Every successful business leader has a strong sense of self-belief.
It's a precursor to success, no matter how you decide to define it--it's the foundation of confidence--but let's try to define it, anyway. Here's my definition: Belief is the full acceptance and trust in something--self-belief is when you trust yourself.
Like most things in life, self-belief is fluid--it comes and goes. No normal person is always 100 percent sure of themselves. Recently, our team at Movemedical has been transitioning from a consulting and product type of service to product-based. We are learning to scale.
Like with most startups, we're experiencing growing pains. We are working hard to develop some new skills that we, as a team and company didn't have before. While we might have had the capability, experience, and talent, the specific new skills needed were not there.

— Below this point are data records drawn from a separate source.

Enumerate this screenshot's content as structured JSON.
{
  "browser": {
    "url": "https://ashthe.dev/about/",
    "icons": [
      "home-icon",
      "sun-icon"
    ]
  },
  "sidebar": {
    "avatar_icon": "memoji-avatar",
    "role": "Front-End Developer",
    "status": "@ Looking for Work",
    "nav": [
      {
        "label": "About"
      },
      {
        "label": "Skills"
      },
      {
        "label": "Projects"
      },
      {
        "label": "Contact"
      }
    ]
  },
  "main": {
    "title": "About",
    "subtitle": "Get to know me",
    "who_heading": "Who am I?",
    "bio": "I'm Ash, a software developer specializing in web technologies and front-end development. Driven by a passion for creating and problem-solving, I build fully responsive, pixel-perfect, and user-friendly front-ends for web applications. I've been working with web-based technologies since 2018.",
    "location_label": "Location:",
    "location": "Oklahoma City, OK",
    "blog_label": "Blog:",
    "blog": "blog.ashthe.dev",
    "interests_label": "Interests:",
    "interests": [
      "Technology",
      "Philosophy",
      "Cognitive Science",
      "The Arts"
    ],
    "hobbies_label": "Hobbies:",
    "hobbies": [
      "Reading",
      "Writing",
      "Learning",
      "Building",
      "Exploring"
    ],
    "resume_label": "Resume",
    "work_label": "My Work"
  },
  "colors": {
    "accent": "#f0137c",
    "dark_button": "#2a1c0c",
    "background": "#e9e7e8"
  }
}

Starting out, our self-belief was low and was proven by our business results. This started to affect performance. We missed a couple important internal targets as a company and botched a few sales demos.
After careful reflection and research, we realized there were six actions we could take daily to improve our self-belief--which, in turn, would help us create better results. Here they are:
1. Increase your competence.
This is, by far, the most important. When you can predict a positive outcome, all fear and anxiety can be placated. Work hard every day to become more skillful in your daily tasks.
If you sell, learn to give impactful demos. If you are a programmer, learn new languages. If you are a copywriter, learn to write better.
The 80/20 rule is vital here. Since 80 percent of your results come from 20 percent of your efforts, find that 20 percent and become exceptionally competent. As you do, your self-belief will sky-rocket.
2. Listen to understand.
The more you understand a situation, a person, or a problem, the more you'll be able to trust your intuition. When you understand you can make better choices. Learn to listen, commit to understanding.
I learned this with a customer as we were discussing forecasting. I was talking inventory forecasting and they were talking sales forecasting. While similar in the result, very different in application. It wasn't until I truly listened that I understood what was really being shared.
When you're listening, don't just listen to the words. Listen with curiosity. Continually ask, "Why?" Why is this situation the way it is today? What caused it?
3. Choose your expectations.
Often, your expectations cause you to doubt your abilities. If you change your expectations, you can then reduce the anxiety and fear and then allow your skills and training to take over.
The action to take here is to expect success and work backward. Reverse-engineer a successful outcome and match your expectations to the actions derived.
My team did this by deeply examining what a truly successful client on-boarding session would look and feel like. Then we mapped all the steps in reverse that we thought it would take to get there. Once the steps were bite-sized, the expectations were easy to align with our current reality.
4. Practice humility.
While searching for self-belief, do not put others down on your way up. Humility is the opposite of arrogance. You can be confident, proud, and humble all at the same time.
Humble leaders are easier to follow. When you're humble, you're respected and can better influence others. Think about the wants and needs of others before your own. This starts with constant awareness.
5. Be mission-focused.
Some people call this being goal-oriented. Know your objective and make sure all actions you take are aligned with your ultimate desire. Each day you focus on your mission is a day where your self-belief gets stronger.
The opposite is true, too. Stop paying attention to things that don't help your mission. Period.
6. Admit mistakes.
Some of the biggest fears come from being found out, being exposed. If you expose yourself, that fear is automatically eliminated. When you're honest with yourself and with others, you're in a great place to grow. As a team, you share both successes and mistakes.
As my team consciously focused on those actions, our self-belief grew. Our confidence improved and our clients were rewarded with better go-live experiences and more proactive service. The same will be true for you and your business: The more you work to develop self-belief, the surer of your situation, the surer of your results, and the surer of your contribution you will become.
When you are sure, you believe, you know. And, we all know, the more you know, the more your business will grow.